    7 Comment authors
    David CodreaTom GlassWild BilltrumpedDon Quinby Recent comment authors
      Subscribe  
    Notify of
    trumped
    Guest
    trumped

    In the short term, we can all vote for trump to stop this problem. It is basically an even race now and the only thing hurting trump are gop types refusing to vote for him – he is doing great with dems and independents.

    In the long term though, we will simply have to nullify and refuse to comply with any unconstitutional law.

    Janek
    Guest
    Janek

    Occasionally you hear ‘Leftists’ defend things on the basis of it being ‘settled case law’. As many times as the 2nd Amendment has been before the Supreme Court you would think it is in fact ‘settled law’?

    Tom Glass
    Guest
    Tom Glass

    I have concluded that not only is the current (not to mention, future) SCOTUS not saving our liberty, it is an actual enemy of liberty. I think we have to fall back to state and local constitutional enforcement. Every official in government at all levels and in all branches has to swear to preserve, protect, and defend the Constitution against all enemies, foreign and domestic. They do not swear to gut the Constitution just because 5 of 9 supreme court justices say it is OK. If you are a state or local official, especially in law enforcement, to honor your… Read more »

    Clark Kent
    Guest
    Clark Kent

    Catch a clue; the feds have more power than the states, just as the state has more power than local governments. You have the power ladder bass ackwards. A state arresting and sending a federal employee to state court for committing an ‘unconstitutional act’ would cause the U.S. Marshals or the National Guard to arrive pronto.

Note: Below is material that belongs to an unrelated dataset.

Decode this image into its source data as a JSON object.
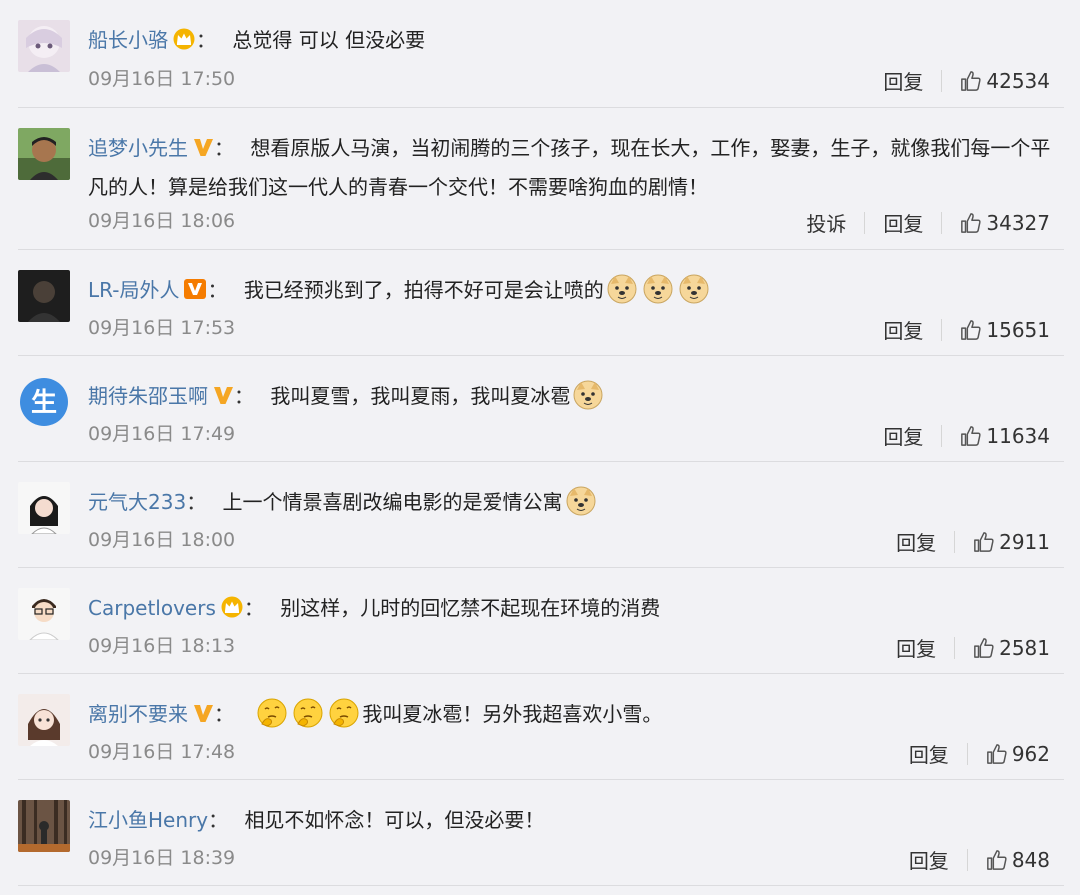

    Don Quinby
    Guest
    Don Quinby

    Clark Kent, you are certainly not a Superman, just sayin,,

    trumped
    Guest
    trumped

    You mean like when wisconsin nullified the fugitive slave act?

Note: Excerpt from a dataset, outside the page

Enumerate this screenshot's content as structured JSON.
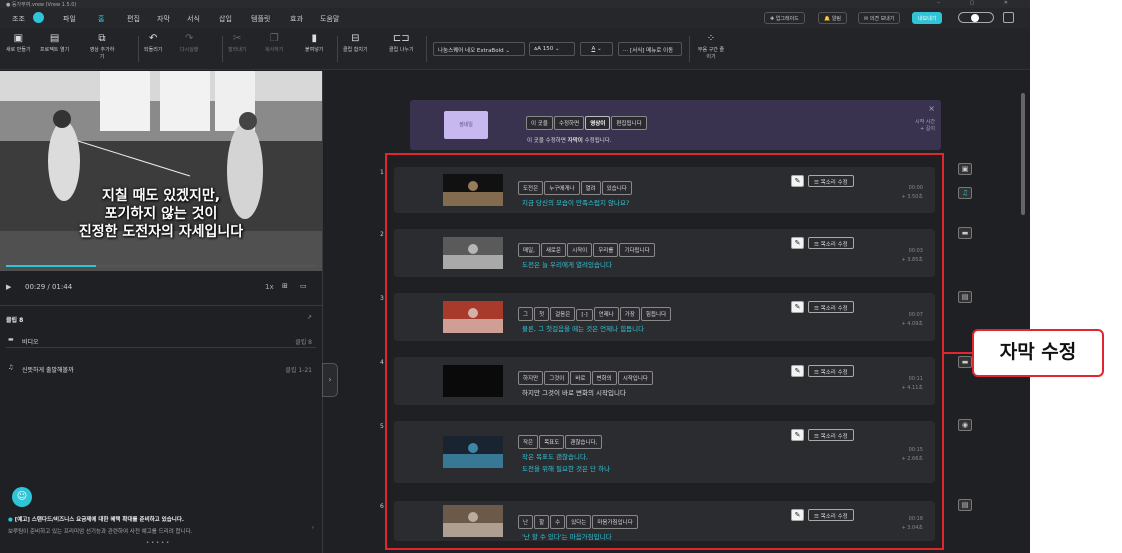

    Wild Bill
    Guest
    Wild Bill

    @CK, The federal government is not supposed to have more power than the states. The federal government is supposed to be a government of limited authorities, and all police powers are reserved to the states. The various judicial fictions propagated over the years is only one of the corruptions of a grasping federal government. I am not sure what you have in mind when you write, “A state arresting and sending a federal employee to state court for committing an ‘unconstitutional act’ would cause the U.S. Marshals or the National Guard to arrive…” but as a general rule agents of… Read more »

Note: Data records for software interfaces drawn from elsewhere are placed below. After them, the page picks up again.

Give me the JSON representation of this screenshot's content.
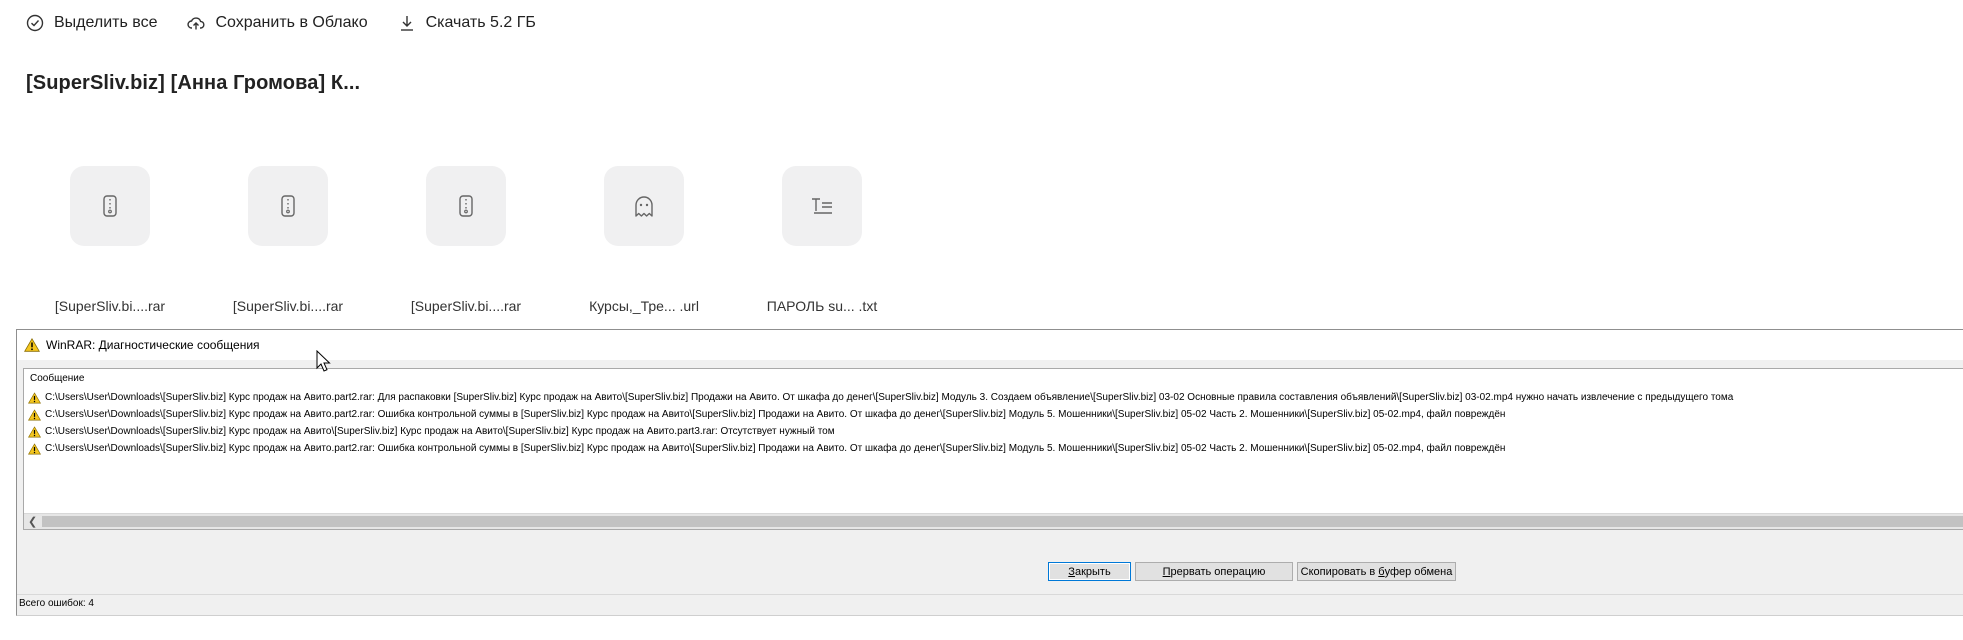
{
  "toolbar": {
    "select_all": "Выделить все",
    "save_cloud": "Сохранить в Облако",
    "download": "Скачать 5.2 ГБ"
  },
  "folder": {
    "title": "[SuperSliv.biz] [Анна Громова] К..."
  },
  "files": [
    {
      "name": "[SuperSliv.bi....rar",
      "icon": "archive-icon"
    },
    {
      "name": "[SuperSliv.bi....rar",
      "icon": "archive-icon"
    },
    {
      "name": "[SuperSliv.bi....rar",
      "icon": "archive-icon"
    },
    {
      "name": "Курсы,_Тре... .url",
      "icon": "ghost-icon"
    },
    {
      "name": "ПАРОЛЬ su... .txt",
      "icon": "text-file-icon"
    }
  ],
  "dialog": {
    "title": "WinRAR: Диагностические сообщения",
    "column_header": "Сообщение",
    "messages": [
      "C:\\Users\\User\\Downloads\\[SuperSliv.biz] Курс продаж на Авито.part2.rar: Для распаковки [SuperSliv.biz] Курс продаж на Авито\\[SuperSliv.biz] Продажи на Авито. От шкафа до денег\\[SuperSliv.biz] Модуль 3. Создаем объявление\\[SuperSliv.biz] 03-02 Основные правила составления объявлений\\[SuperSliv.biz] 03-02.mp4 нужно начать извлечение с предыдущего тома",
      "C:\\Users\\User\\Downloads\\[SuperSliv.biz] Курс продаж на Авито.part2.rar: Ошибка контрольной суммы в [SuperSliv.biz] Курс продаж на Авито\\[SuperSliv.biz] Продажи на Авито. От шкафа до денег\\[SuperSliv.biz] Модуль 5. Мошенники\\[SuperSliv.biz] 05-02 Часть 2. Мошенники\\[SuperSliv.biz] 05-02.mp4, файл повреждён",
      "C:\\Users\\User\\Downloads\\[SuperSliv.biz] Курс продаж на Авито\\[SuperSliv.biz] Курс продаж на Авито\\[SuperSliv.biz] Курс продаж на Авито.part3.rar: Отсутствует нужный том",
      "C:\\Users\\User\\Downloads\\[SuperSliv.biz] Курс продаж на Авито.part2.rar: Ошибка контрольной суммы в [SuperSliv.biz] Курс продаж на Авито\\[SuperSliv.biz] Продажи на Авито. От шкафа до денег\\[SuperSliv.biz] Модуль 5. Мошенники\\[SuperSliv.biz] 05-02 Часть 2. Мошенники\\[SuperSliv.biz] 05-02.mp4, файл повреждён"
    ],
    "buttons": {
      "close_key": "З",
      "close_rest": "акрыть",
      "abort_key": "П",
      "abort_rest": "рервать операцию",
      "copy_pre": "Скопировать в ",
      "copy_key": "б",
      "copy_rest": "уфер обмена"
    },
    "status": "Всего ошибок: 4"
  },
  "colors": {
    "warning_yellow": "#f4c61f",
    "default_button_border": "#0078d7",
    "tile_background": "#f0f0f1"
  }
}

    Tom Glass
    Guest
    Tom Glass

    Wild Bill, I agree that the feds will try to remove cases to federal court if the states arrest an oath breaking federal agent. For example, when Lon Horiuchi, under the employ of the FBI, murdered Vickie Weaver at Ruby Ridge, the state of Idaho arrested him for murder. The feds removed the case to federal court and the charges went away. Those seeking to enforce the constitution via state action have to prepare for that removal tactic. The stance of the local officials must be, you can remove the case, but you will not remove the prisoner. Of, more… Read more »

    Tom Glass
    Guest
    Tom Glass

    Clark Kent, the whole point of the article was what are we going to do when the supreme court allows the feds to violate the Constitution and try to take our guns. I think the answer for the vast majority of those reading David Codrea and Ammoland is that we will resist. There is no question that when we resist that the feds will push back. The only question is how effective our resistance will be. Will we resist and be picked off one at a time, or will we resist pitting the power of our local law enforcement and… Read more »